Repeat, exactly and alone, every line from the line that contains "Convert this screenshot" to the end of the entries.

Start of Material for this task

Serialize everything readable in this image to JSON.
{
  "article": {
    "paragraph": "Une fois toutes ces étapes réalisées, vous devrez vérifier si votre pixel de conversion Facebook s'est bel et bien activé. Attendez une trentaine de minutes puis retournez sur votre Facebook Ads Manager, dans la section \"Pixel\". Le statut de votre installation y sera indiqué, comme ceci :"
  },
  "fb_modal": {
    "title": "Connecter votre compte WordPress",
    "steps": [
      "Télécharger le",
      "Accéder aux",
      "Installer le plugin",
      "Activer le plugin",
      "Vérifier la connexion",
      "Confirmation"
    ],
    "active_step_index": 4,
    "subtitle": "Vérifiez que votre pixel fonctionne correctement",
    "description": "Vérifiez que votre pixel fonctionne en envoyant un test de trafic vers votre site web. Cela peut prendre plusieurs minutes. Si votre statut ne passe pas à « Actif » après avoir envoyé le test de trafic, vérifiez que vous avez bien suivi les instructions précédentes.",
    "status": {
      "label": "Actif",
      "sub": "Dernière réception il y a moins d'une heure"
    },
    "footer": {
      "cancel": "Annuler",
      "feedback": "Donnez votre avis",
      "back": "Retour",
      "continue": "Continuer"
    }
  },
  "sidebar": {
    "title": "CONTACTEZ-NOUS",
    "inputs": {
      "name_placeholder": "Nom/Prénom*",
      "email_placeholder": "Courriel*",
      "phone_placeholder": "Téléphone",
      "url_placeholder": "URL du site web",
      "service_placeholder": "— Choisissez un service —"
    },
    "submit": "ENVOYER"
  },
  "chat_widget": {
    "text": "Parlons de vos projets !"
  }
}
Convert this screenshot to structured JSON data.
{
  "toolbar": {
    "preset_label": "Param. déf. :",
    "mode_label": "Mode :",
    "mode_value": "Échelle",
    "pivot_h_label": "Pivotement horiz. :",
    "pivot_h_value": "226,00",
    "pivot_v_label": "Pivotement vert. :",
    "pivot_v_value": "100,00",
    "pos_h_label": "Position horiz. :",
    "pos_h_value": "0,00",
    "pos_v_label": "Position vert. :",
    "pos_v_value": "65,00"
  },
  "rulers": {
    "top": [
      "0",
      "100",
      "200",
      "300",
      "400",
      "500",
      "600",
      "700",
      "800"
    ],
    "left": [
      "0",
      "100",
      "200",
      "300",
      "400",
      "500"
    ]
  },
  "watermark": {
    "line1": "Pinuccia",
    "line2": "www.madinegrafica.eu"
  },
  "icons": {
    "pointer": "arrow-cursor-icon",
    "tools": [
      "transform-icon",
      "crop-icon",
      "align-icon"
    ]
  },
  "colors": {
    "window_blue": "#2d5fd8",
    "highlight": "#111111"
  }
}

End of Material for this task

Answer to this problem —
Convert this screenshot to structured JSON data.
{
  "toolbar": {
    "preset_label": "Param. déf. :",
    "mode_label": "Mode :",
    "mode_value": "Échelle",
    "pivot_h_label": "Pivotement horiz. :",
    "pivot_h_value": "226,00",
    "pivot_v_label": "Pivotement vert. :",
    "pivot_v_value": "100,00",
    "pos_h_label": "Position horiz. :",
    "pos_h_value": "0,00",
    "pos_v_label": "Position vert. :",
    "pos_v_value": "65,00"
  },
  "rulers": {
    "top": [
      "0",
      "100",
      "200",
      "300",
      "400",
      "500",
      "600",
      "700",
      "800"
    ],
    "left": [
      "0",
      "100",
      "200",
      "300",
      "400",
      "500"
    ]
  },
  "watermark": {
    "line1": "Pinuccia",
    "line2": "www.madinegrafica.eu"
  },
  "icons": {
    "pointer": "arrow-cursor-icon",
    "tools": [
      "transform-icon",
      "crop-icon",
      "align-icon"
    ]
  },
  "colors": {
    "window_blue": "#2d5fd8",
    "highlight": "#111111"
  }
}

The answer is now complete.